Four years ago today Southborough sisters Shauna and Meghan Murphy were killed in a car accident on Northboro Road. It’s a day many in town will never forget.
“I drive by the site every day,” Southborough Fire Chief John Mauro Jr. said recently. “There’s not a day that I don’t think about it.”
Mauro was one of the first responders on the scene that night. “The car was upside down impaled on the telephone pole. Wires were arcing, they were wrapped around the car. Someone inside was calling for help, but we couldn’t touch the car because of the live wires.”
The accident — a result of alcohol and high speed — killed Shauna, 17, and Meghan 15, and critically injured their friend Melissa Smith.
Shauna and Meghan’s father Chris Murphy said the anniversary is a time of “intense reflection” for him and his family. “They got so much out of life at such a young age,” he said of the sisters.
Murphy said if he could turn back the clock he would have made sure his daughters had been better trained behind the wheel. It’s the reason the Murphy Sisters Foundation, which the family formed in the girls’ memory, is committed to raising awareness about safe driving principals among young people.

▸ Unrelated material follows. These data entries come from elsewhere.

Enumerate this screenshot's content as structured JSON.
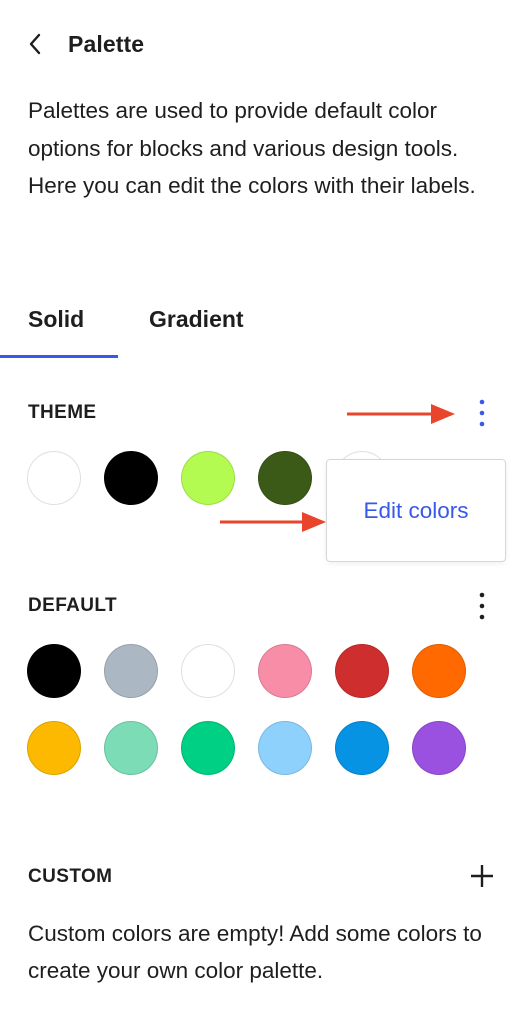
{
  "header": {
    "title": "Palette"
  },
  "description": "Palettes are used to provide default color options for blocks and various design tools. Here you can edit the colors with their labels.",
  "tabs": [
    {
      "label": "Solid",
      "selected": true
    },
    {
      "label": "Gradient",
      "selected": false
    }
  ],
  "accent_color": "#3858e9",
  "annotation_arrow_color": "#e8452c",
  "theme": {
    "label": "THEME",
    "colors": [
      "#ffffff",
      "#000000",
      "#b4fb51",
      "#3b5a17"
    ],
    "popover": {
      "item_label": "Edit colors"
    }
  },
  "default": {
    "label": "DEFAULT",
    "colors": [
      "#000000",
      "#abb8c3",
      "#ffffff",
      "#f78da7",
      "#cf2e2e",
      "#ff6900",
      "#fcb900",
      "#7bdcb5",
      "#00d084",
      "#8ed1fc",
      "#0693e3",
      "#9b51e0"
    ]
  },
  "custom": {
    "label": "CUSTOM",
    "empty_message": "Custom colors are empty! Add some colors to create your own color palette."
  },
  "icons": {
    "back": "chevron-left-icon",
    "more": "more-vertical-icon",
    "add": "plus-icon"
  }
}
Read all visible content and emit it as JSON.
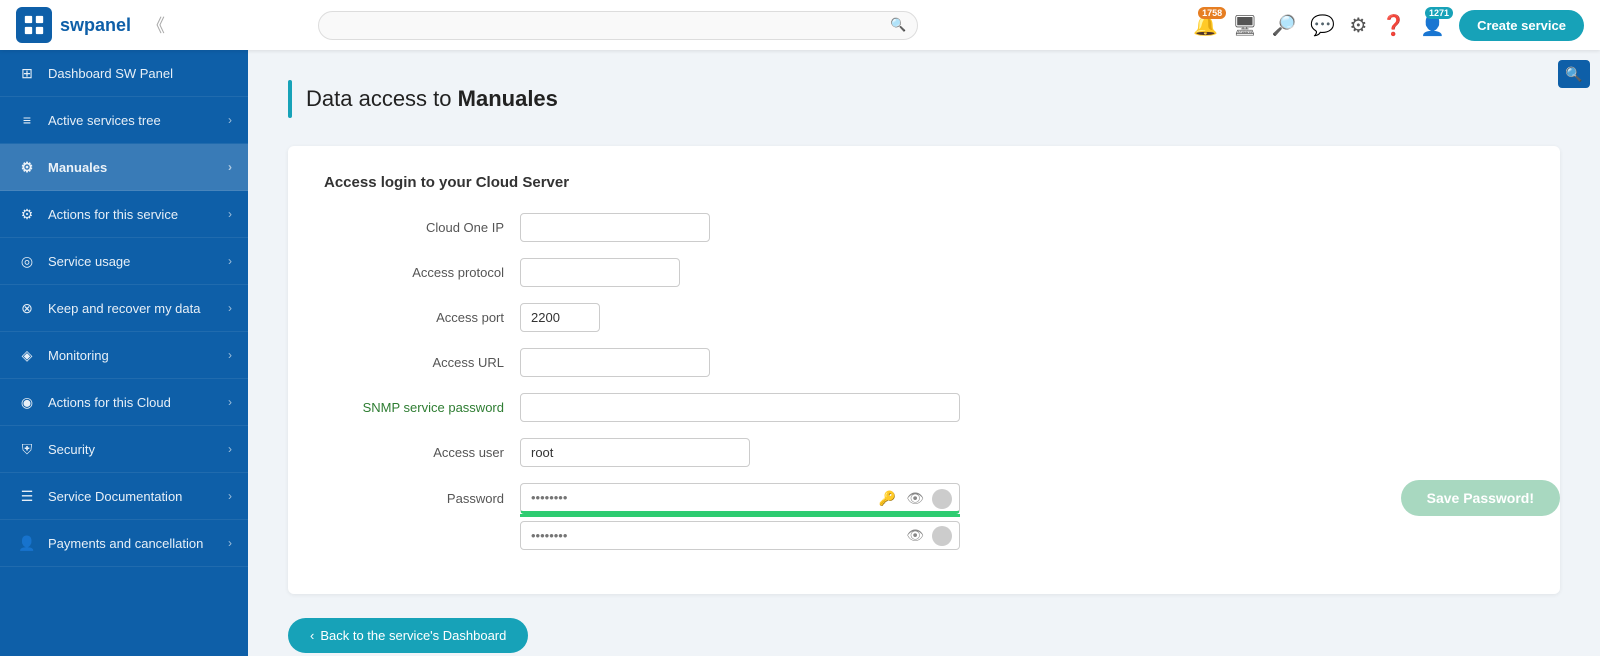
{
  "brand": {
    "logo_alt": "swpanel logo",
    "title": "swpanel"
  },
  "navbar": {
    "collapse_title": "collapse sidebar",
    "search_placeholder": "",
    "create_service_label": "Create service",
    "badge_notifications": "1758",
    "badge_messages": "1271"
  },
  "sidebar": {
    "items": [
      {
        "id": "dashboard",
        "label": "Dashboard SW Panel",
        "icon": "⊞",
        "has_arrow": false,
        "active": false
      },
      {
        "id": "active-services",
        "label": "Active services tree",
        "icon": "≡",
        "has_arrow": true,
        "active": false
      },
      {
        "id": "manuales",
        "label": "Manuales",
        "icon": "⚙",
        "has_arrow": true,
        "active": true
      },
      {
        "id": "actions-service",
        "label": "Actions for this service",
        "icon": "⚙",
        "has_arrow": true,
        "active": false
      },
      {
        "id": "service-usage",
        "label": "Service usage",
        "icon": "@",
        "has_arrow": true,
        "active": false
      },
      {
        "id": "keep-recover",
        "label": "Keep and recover my data",
        "icon": "⊗",
        "has_arrow": true,
        "active": false
      },
      {
        "id": "monitoring",
        "label": "Monitoring",
        "icon": "◈",
        "has_arrow": true,
        "active": false
      },
      {
        "id": "actions-cloud",
        "label": "Actions for this Cloud",
        "icon": "◉",
        "has_arrow": true,
        "active": false
      },
      {
        "id": "security",
        "label": "Security",
        "icon": "⛨",
        "has_arrow": true,
        "active": false
      },
      {
        "id": "service-doc",
        "label": "Service Documentation",
        "icon": "☰",
        "has_arrow": true,
        "active": false
      },
      {
        "id": "payments",
        "label": "Payments and cancellation",
        "icon": "👤",
        "has_arrow": true,
        "active": false
      }
    ]
  },
  "page": {
    "title_prefix": "Data access to ",
    "title_bold": "Manuales"
  },
  "card": {
    "section_title": "Access login to your Cloud Server",
    "fields": [
      {
        "label": "Cloud One IP",
        "value": "",
        "type": "text",
        "size": "short"
      },
      {
        "label": "Access protocol",
        "value": "",
        "type": "text",
        "size": "medium"
      },
      {
        "label": "Access port",
        "value": "2200",
        "type": "text",
        "size": "port"
      },
      {
        "label": "Access URL",
        "value": "",
        "type": "text",
        "size": "short"
      },
      {
        "label": "SNMP service password",
        "value": "",
        "type": "password",
        "size": "long",
        "highlight": true
      },
      {
        "label": "Access user",
        "value": "root",
        "type": "text",
        "size": "user"
      }
    ],
    "password_label": "Password",
    "password_placeholder": "••••••••",
    "password_confirm_placeholder": "••••••••"
  },
  "buttons": {
    "save_password": "Save Password!",
    "back_label": "Back to the service's Dashboard",
    "back_arrow": "‹"
  }
}
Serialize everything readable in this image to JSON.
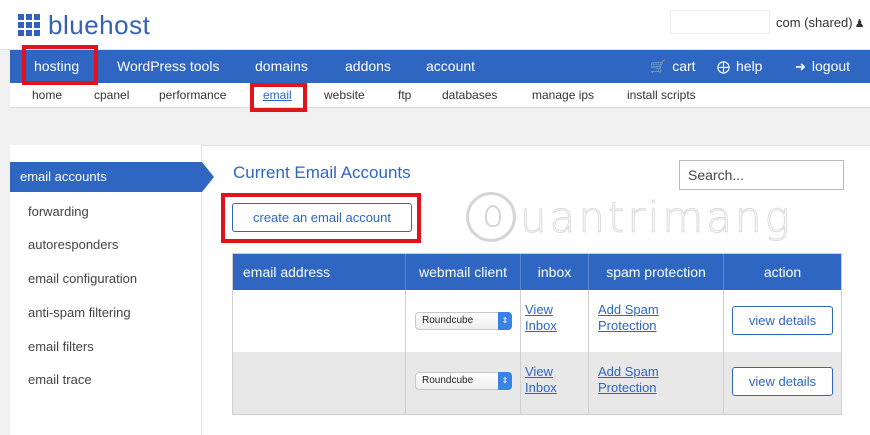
{
  "header": {
    "logo_text": "bluehost",
    "account_text": "com (shared)",
    "user_icon": "user-icon"
  },
  "mainnav": {
    "items": [
      {
        "label": "hosting"
      },
      {
        "label": "WordPress tools"
      },
      {
        "label": "domains"
      },
      {
        "label": "addons"
      },
      {
        "label": "account"
      }
    ],
    "cart_label": "cart",
    "help_label": "help",
    "logout_label": "logout"
  },
  "subnav": {
    "items": [
      {
        "label": "home"
      },
      {
        "label": "cpanel"
      },
      {
        "label": "performance"
      },
      {
        "label": "email"
      },
      {
        "label": "website"
      },
      {
        "label": "ftp"
      },
      {
        "label": "databases"
      },
      {
        "label": "manage ips"
      },
      {
        "label": "install scripts"
      }
    ]
  },
  "sidebar": {
    "items": [
      {
        "label": "email accounts"
      },
      {
        "label": "forwarding"
      },
      {
        "label": "autoresponders"
      },
      {
        "label": "email configuration"
      },
      {
        "label": "anti-spam filtering"
      },
      {
        "label": "email filters"
      },
      {
        "label": "email trace"
      }
    ]
  },
  "main": {
    "title": "Current Email Accounts",
    "search_placeholder": "Search...",
    "create_button": "create an email account",
    "watermark": "uantrimang"
  },
  "table": {
    "headers": [
      "email address",
      "webmail client",
      "inbox",
      "spam protection",
      "action"
    ],
    "rows": [
      {
        "email": "",
        "webmail": "Roundcube",
        "inbox_line1": "View",
        "inbox_line2": "Inbox",
        "spam_line1": "Add Spam",
        "spam_line2": "Protection",
        "action": "view details"
      },
      {
        "email": "",
        "webmail": "Roundcube",
        "inbox_line1": "View",
        "inbox_line2": "Inbox",
        "spam_line1": "Add Spam",
        "spam_line2": "Protection",
        "action": "view details"
      }
    ]
  },
  "colors": {
    "brand_blue": "#2e66c1",
    "highlight_red": "#e3131b"
  }
}
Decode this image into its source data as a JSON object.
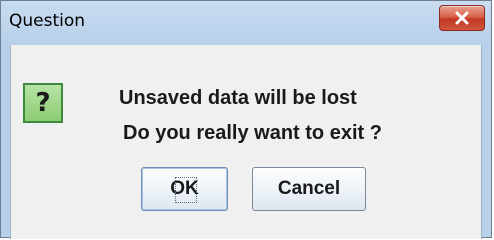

“Shauna was doing 65 in a 35 mile per hour zone. Somebody could have said you’re going too fast, slow down. I don’t think that conversation ever happened,” Murphy said.
The Murphy Sisters Foundation recently subsidized the cost of “skid school” training so over 50 high school students could learn crash-prevention skills. Murphy said it’s training the students “will carry with them all through their life.”
None of the students currently at Algonquin were there when the accident happened four years ago, but the impact of that night is nonetheless strong.
“It changed our school,” Algonquin junior Tracy Baldelli, who was a Trottier student at the time of the accident, said.
Murphy said his foundation works to make sure students understand what happened to Shauna and Meghan. “We’re constantly in their face,” he said of the current Algonquin students. “So I don’t think their story will be forgotten.”
“Kids have this sense of entitlement that they’re going to make it to their destination, but they’re not invincible,” Murphy said. “It doesn’t matter how pretty you are, how smart you are, how much money you have. The wrong decision can be fatal.”